Below are some ideas to get started on overcoming resistance to change and getting your teams to commit.
Five Ways to Get Your Team Commitment to Change
1. Allow and encourage dialogue (and even debate)
We have discussed the topic of healthy conflict in our past posts. This is the time to find out where your team falls on the conflict continuum. Here is a great guide : https://action-strategies.com/where-does-your-team-fall-on-the-conflict-continuum/
When you start talking with teams about changing behaviors (and also reflecting on changing your own behaviors), make several notes of what feelings come up. It will be very important to have them plain to see for discussion in the next meeting. Having everyone’s thoughts organized will help the next conference be efficient and will be the next step to getting teams on board.
2. Help them see WIIFT
Another way to get your team on board is to help them see “what’s in it for them”. Commitment to change comes much quicker if there is a “return on the investment”.
Team members must understand the benefits of making the change and the consequences of not doing so. It is up to the leader to paint this picture for their team.
3. Let your team take part in creating the solution
You simply will not get the buy in you need if you expect team members to simply follow the directions you give them in emails, memos and flow charts.
But rather, involving them with every step of change, collaborating on how this can and will happen, will help provide the clarity needed so people can commit and take action.
As the leader it is your job to help your team understand what needs to change and why. Let your team be part of developing the “how”.
4. Check for support
Before ending a meeting or discussion, ask someone to summarize the decision that has been made and document the key points on a white board or flip chart.
Then ask two questions of the group:
- First, can everyone support this decision?
- Second, is there anyone who can’t?
Having a summary of the decision helps assure everyone is clear and on the same page about the direction. Asking the two questions makes it much easier to address a lack of support should it arise in the future.
5. Be clear about the desired outcome and expectations
As we mentioned in a previous post, there is always a gap between the idea of change and taking action to make change happen.
It’s worth repeating that leadership must be perfectly clear on the desired outcome. This will reduce resistance to changing behaviors, beliefs, and experiences and make way for a high performing company culture.
After teams and leaders together identify their Priority #1 , the next step is getting to commitment.

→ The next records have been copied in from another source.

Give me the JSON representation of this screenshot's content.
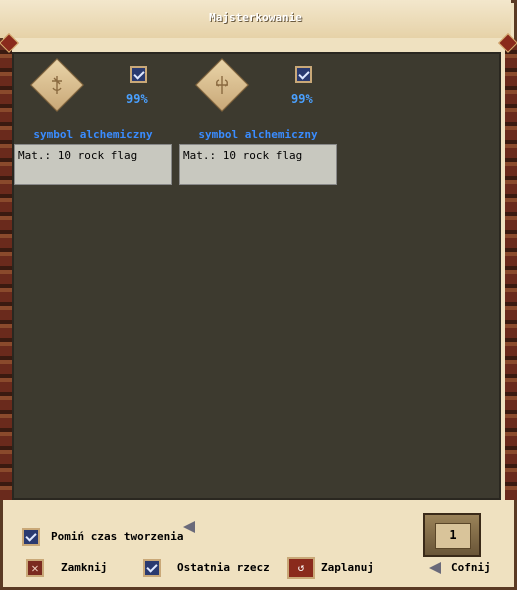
{
  "window": {
    "title": "Majsterkowanie"
  },
  "items": [
    {
      "name": "symbol alchemiczny",
      "success": "99%",
      "materials": "Mat.: 10 rock flag",
      "icon": "alchemy-symbol-icon-1",
      "checked": true
    },
    {
      "name": "symbol alchemiczny",
      "success": "99%",
      "materials": "Mat.: 10 rock flag",
      "icon": "alchemy-symbol-icon-2",
      "checked": true
    }
  ],
  "footer": {
    "skip_label": "Pomiń czas tworzenia",
    "close_label": "Zamknij",
    "last_label": "Ostatnia rzecz",
    "plan_label": "Zaplanuj",
    "back_label": "Cofnij",
    "count": "1"
  }
}
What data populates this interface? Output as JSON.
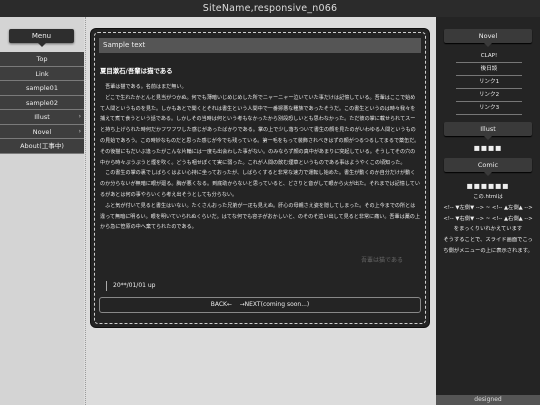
{
  "site_title": "SiteName,responsive_n066",
  "menu": {
    "header": "Menu",
    "items": [
      {
        "label": "Top",
        "has_arrow": false
      },
      {
        "label": "Link",
        "has_arrow": false
      },
      {
        "label": "sample01",
        "has_arrow": false
      },
      {
        "label": "sample02",
        "has_arrow": false
      },
      {
        "label": "Illust",
        "has_arrow": true
      },
      {
        "label": "Novel",
        "has_arrow": true
      },
      {
        "label": "About(工事中)",
        "has_arrow": false
      }
    ],
    "arrow_glyph": "›"
  },
  "main": {
    "sample_label": "Sample text",
    "heading": "夏目漱石/吾輩は猫である",
    "body": "　吾輩は猫である。名前はまだ無い。\n　どこで生れたかとんと見当がつかぬ。何でも薄暗いじめじめした所でニャーニャー泣いていた事だけは記憶している。吾輩はここで始めて人間というものを見た。しかもあとで聞くとそれは書生という人間中で一番獰悪な種族であったそうだ。この書生というのは時々我々を捕えて煮て食うという話である。しかしその当時は何という考もなかったから別段恐しいとも思わなかった。ただ彼の掌に載せられてスーと持ち上げられた時何だかフワフワした感じがあったばかりである。掌の上で少し落ちついて書生の顔を見たのがいわゆる人間というものの見始であろう。この時妙なものだと思った感じが今でも残っている。第一毛をもって装飾されべきはずの顔がつるつるしてまるで薬缶だ。その後猫にもだいぶ逢ったがこんな片輪には一度も出会わした事がない。のみならず顔の真中があまりに突起している。そうしてその穴の中から時々ぷうぷうと煙を吹く。どうも咽せぽくて実に弱った。これが人間の飲む煙草というものである事はようやくこの頃知った。\n　この書生の掌の裏でしばらくはよい心持に坐っておったが、しばらくすると非常な速力で運転し始めた。書生が動くのか自分だけが動くのか分らないが無暗に眼が廻る。胸が悪くなる。到底助からないと思っていると、どさりと音がして眼から火が出た。それまでは記憶しているがあとは何の事やらいくら考え出そうとしても分らない。\n　ふと気が付いて見ると書生はいない。たくさんおった兄弟が一疋も見えぬ。肝心の母親さえ姿を隠してしまった。その上今までの所とは違って無暗に明るい。眼を明いていられぬくらいだ。はてな何でも容子がおかしいと、のそのそ這い出して見ると非常に痛い。吾輩は藁の上から急に笹原の中へ棄てられたのである。",
    "signature": "吾輩は猫である",
    "date": "20**/01/01 up",
    "nav_back": "BACK←",
    "nav_next": "→NEXT(coming soon...)"
  },
  "right": {
    "novel_header": "Novel",
    "links": [
      "CLAP!",
      "後日談",
      "リンク1",
      "リンク2",
      "リンク3"
    ],
    "illust_header": "Illust",
    "illust_dots": "■■■■",
    "comic_header": "Comic",
    "comic_dots": "■■■■■■",
    "comic_text": "この.htmlは\n<!-- ▼左側▼ --> ~ <!-- ▲左側▲ -->\n<!-- ▼右側▼ --> ~ <!-- ▲右側▲ -->\nをまっくりいれかえています\nそうすることで、スライド画面でこっち側がメニューの上に表示されます。"
  },
  "footer": "designed"
}
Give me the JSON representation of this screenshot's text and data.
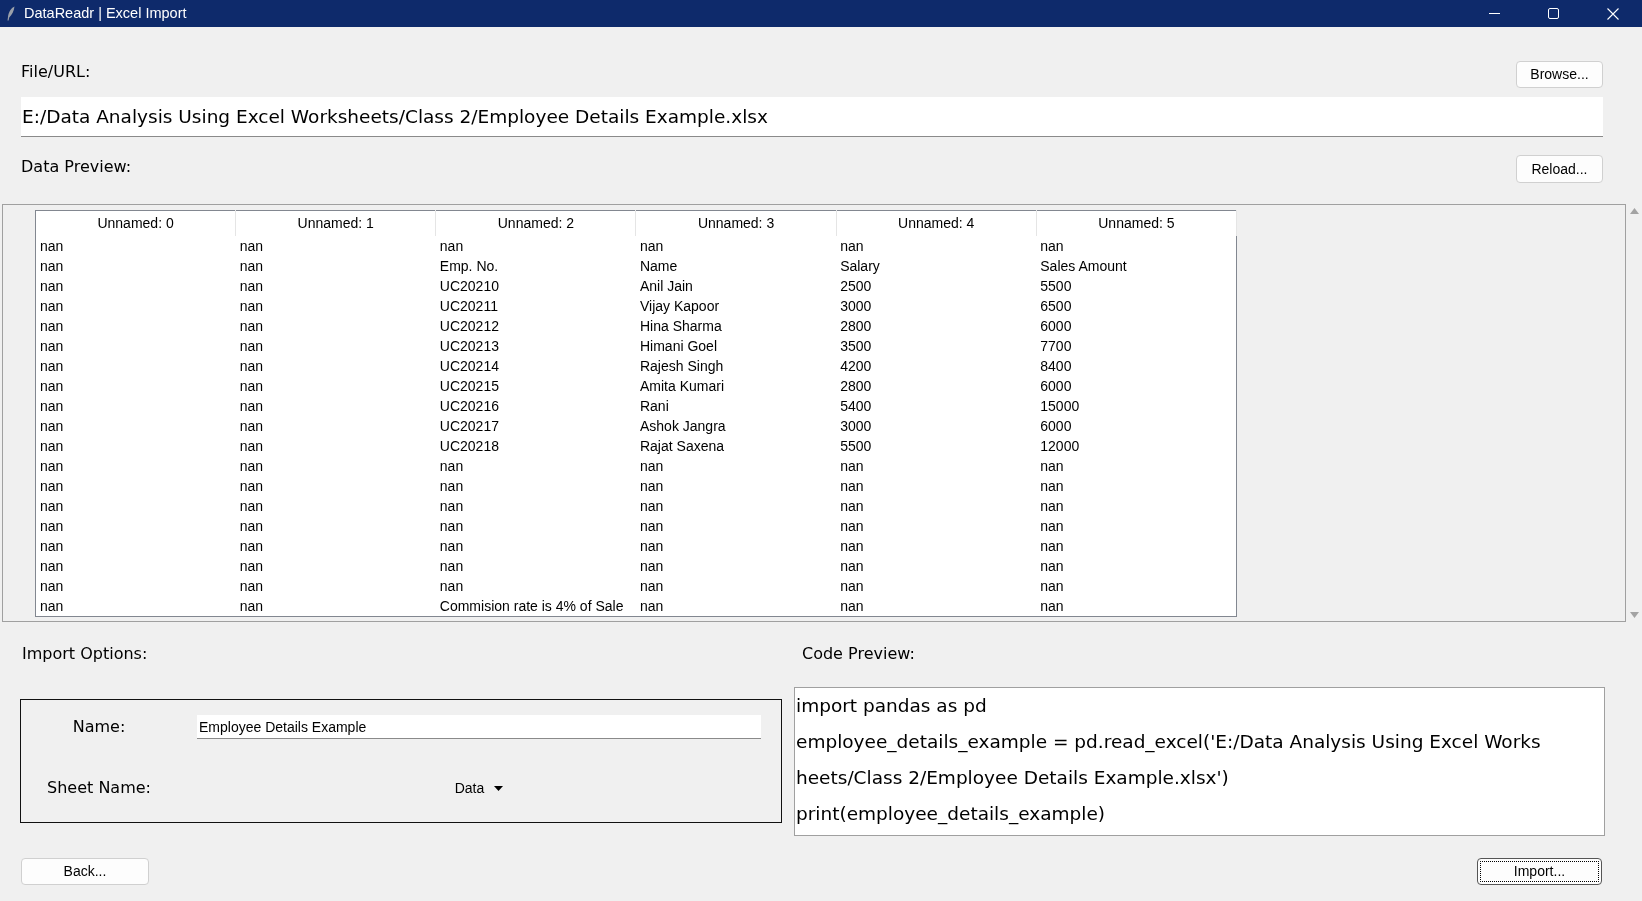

If you are struggling to get your teams on board with change, I can help. Get in touch with me here to see how we can get your team aligned and ready for change.
TAGGED : A Blueprint for Culture Change, commitment to change, healthy conflict, keep commitments, Team Commitment